Every line that holds the word "Nicht" needs to be copied from the data below.

^^^^

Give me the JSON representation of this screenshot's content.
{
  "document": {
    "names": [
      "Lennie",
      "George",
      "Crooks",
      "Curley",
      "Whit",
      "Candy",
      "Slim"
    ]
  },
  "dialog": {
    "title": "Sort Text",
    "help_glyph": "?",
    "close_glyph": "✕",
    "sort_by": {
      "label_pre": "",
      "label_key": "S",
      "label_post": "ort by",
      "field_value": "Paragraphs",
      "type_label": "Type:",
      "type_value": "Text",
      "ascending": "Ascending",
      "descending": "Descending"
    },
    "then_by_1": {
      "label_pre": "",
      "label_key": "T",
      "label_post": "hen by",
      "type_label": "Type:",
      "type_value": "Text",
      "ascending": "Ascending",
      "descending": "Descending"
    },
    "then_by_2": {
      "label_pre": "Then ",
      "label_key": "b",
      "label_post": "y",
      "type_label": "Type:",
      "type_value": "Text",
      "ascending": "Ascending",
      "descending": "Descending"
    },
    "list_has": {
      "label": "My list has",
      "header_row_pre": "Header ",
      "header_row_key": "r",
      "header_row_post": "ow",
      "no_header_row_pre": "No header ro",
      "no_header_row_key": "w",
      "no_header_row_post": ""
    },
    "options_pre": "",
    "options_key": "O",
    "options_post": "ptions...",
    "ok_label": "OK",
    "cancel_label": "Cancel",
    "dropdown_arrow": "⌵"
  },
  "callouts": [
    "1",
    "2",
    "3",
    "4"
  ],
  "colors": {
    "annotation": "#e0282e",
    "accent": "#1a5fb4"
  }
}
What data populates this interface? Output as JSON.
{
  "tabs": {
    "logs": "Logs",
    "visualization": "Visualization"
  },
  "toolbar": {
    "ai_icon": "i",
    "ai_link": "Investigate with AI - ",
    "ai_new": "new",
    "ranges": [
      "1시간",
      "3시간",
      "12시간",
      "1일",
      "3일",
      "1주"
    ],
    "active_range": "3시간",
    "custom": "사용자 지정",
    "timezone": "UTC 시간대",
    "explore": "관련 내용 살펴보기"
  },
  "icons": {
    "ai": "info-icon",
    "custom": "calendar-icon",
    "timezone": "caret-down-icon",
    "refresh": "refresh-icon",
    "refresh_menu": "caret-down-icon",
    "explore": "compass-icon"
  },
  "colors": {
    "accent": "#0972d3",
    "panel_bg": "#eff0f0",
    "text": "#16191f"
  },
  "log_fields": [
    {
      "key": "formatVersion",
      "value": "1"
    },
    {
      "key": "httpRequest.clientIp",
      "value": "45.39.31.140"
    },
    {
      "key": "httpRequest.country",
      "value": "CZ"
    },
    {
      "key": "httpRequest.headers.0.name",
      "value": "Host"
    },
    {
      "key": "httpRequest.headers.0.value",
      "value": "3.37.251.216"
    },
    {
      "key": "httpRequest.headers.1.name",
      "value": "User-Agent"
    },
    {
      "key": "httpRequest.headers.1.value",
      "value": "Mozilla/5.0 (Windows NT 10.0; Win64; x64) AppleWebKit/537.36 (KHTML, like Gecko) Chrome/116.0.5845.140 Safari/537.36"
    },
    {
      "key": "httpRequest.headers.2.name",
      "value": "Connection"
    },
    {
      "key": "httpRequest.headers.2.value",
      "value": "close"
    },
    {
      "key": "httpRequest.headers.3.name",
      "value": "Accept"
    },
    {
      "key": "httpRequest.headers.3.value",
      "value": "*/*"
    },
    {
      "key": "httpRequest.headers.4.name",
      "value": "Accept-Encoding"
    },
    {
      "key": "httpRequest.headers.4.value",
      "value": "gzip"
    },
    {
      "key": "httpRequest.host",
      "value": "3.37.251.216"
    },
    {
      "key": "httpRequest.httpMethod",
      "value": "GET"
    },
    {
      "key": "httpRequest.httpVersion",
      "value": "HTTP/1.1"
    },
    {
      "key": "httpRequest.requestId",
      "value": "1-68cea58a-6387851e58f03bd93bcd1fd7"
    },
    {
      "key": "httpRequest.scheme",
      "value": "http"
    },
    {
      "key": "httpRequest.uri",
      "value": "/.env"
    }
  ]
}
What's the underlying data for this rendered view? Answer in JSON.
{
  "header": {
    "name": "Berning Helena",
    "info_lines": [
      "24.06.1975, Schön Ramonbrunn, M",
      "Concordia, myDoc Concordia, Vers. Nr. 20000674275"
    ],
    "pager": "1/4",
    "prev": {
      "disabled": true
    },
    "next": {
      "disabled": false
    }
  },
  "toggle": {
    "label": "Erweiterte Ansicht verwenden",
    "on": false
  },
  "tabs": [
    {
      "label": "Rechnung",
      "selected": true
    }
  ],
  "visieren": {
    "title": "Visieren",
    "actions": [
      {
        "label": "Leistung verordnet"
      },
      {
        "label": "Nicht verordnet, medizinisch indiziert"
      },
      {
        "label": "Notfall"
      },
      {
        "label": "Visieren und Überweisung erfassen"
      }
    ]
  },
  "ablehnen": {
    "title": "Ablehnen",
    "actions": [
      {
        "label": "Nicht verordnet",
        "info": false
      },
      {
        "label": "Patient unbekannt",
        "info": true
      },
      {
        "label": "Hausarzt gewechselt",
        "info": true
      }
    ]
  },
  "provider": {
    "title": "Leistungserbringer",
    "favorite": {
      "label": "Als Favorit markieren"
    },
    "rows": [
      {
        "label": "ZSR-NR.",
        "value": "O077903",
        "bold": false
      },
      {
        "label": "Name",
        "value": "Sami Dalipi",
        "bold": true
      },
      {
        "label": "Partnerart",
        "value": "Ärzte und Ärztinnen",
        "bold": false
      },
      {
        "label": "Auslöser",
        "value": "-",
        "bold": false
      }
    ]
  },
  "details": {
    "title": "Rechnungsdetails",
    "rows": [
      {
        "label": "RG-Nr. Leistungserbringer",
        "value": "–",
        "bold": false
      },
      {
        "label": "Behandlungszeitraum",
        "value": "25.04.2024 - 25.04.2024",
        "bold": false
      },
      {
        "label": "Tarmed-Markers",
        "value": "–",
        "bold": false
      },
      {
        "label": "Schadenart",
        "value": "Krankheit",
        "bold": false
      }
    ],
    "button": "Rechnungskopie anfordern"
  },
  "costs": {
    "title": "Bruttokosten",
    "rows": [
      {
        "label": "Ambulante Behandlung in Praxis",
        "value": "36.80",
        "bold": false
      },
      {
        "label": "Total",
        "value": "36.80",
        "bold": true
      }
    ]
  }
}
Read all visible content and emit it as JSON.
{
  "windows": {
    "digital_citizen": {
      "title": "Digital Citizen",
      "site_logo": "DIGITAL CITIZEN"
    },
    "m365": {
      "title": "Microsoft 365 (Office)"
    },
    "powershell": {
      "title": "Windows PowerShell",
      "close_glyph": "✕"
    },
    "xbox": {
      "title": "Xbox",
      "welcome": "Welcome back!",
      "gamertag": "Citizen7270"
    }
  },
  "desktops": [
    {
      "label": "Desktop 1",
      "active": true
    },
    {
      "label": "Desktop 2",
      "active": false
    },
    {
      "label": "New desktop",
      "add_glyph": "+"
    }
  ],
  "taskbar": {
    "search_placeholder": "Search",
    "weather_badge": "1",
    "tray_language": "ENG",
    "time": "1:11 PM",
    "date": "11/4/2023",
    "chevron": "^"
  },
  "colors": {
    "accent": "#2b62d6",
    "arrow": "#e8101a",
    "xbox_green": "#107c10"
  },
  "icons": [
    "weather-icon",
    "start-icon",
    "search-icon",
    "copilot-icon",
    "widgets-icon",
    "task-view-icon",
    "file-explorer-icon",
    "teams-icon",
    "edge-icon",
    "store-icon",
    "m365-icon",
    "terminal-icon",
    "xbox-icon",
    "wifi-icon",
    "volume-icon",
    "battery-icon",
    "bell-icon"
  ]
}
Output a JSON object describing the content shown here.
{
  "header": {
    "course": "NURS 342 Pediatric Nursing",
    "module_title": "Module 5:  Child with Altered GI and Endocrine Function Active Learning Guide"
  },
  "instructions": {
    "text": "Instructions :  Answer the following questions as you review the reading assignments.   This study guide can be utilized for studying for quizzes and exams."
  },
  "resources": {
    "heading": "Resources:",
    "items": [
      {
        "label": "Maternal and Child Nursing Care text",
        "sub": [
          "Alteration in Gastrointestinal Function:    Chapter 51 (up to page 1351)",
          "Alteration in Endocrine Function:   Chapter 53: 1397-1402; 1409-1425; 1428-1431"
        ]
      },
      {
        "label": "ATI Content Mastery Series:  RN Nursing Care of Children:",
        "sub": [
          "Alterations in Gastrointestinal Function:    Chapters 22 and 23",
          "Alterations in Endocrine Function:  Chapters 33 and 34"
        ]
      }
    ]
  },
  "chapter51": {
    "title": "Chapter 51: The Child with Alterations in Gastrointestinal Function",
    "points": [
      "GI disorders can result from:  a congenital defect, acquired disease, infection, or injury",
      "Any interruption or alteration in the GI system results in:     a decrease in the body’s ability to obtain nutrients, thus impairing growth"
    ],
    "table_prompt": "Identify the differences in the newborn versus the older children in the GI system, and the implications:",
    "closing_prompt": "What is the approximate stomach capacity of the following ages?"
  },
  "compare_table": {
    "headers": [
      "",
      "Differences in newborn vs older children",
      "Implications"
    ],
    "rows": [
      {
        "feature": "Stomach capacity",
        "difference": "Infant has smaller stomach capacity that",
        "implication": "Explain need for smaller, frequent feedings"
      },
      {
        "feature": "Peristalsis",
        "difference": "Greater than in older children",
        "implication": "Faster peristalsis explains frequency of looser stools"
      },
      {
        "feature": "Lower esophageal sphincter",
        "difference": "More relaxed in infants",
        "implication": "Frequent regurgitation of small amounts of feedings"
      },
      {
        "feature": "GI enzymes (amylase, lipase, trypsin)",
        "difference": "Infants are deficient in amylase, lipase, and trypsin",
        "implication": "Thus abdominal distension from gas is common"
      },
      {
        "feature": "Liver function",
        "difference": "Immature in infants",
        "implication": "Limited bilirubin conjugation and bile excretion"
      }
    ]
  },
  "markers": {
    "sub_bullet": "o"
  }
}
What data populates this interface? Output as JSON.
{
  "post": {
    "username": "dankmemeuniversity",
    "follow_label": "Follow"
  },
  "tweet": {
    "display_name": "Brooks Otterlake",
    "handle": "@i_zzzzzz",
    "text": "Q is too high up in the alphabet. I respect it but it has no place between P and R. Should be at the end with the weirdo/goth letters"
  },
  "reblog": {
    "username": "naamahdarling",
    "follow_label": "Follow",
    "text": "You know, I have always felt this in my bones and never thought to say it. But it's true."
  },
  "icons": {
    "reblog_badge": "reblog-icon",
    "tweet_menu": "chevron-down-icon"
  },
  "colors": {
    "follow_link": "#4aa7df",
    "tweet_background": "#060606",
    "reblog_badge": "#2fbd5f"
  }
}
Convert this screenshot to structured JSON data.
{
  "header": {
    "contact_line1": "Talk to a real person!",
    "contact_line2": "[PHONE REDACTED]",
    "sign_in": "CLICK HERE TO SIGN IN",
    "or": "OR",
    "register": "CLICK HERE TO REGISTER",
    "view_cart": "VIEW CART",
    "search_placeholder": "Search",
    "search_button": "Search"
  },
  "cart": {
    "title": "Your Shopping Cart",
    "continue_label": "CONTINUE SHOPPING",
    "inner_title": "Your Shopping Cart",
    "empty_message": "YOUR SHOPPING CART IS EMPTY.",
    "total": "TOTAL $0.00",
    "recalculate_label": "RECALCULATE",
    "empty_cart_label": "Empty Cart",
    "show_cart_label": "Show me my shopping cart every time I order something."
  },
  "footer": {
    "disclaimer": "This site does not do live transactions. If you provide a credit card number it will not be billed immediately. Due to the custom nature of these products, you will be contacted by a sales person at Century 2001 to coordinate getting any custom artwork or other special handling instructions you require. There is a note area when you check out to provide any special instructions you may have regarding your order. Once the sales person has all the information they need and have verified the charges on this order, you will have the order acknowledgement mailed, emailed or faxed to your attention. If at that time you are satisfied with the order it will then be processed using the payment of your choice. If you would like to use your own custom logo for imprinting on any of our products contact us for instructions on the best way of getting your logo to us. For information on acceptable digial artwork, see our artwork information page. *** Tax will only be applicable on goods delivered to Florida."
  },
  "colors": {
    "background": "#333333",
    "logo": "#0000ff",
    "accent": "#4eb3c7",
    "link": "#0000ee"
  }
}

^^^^

§ RESULT OF THIS EXERCISE
        "label": "Nicht verordnet, medizinisch indiziert"
        "label": "Nicht verordnet",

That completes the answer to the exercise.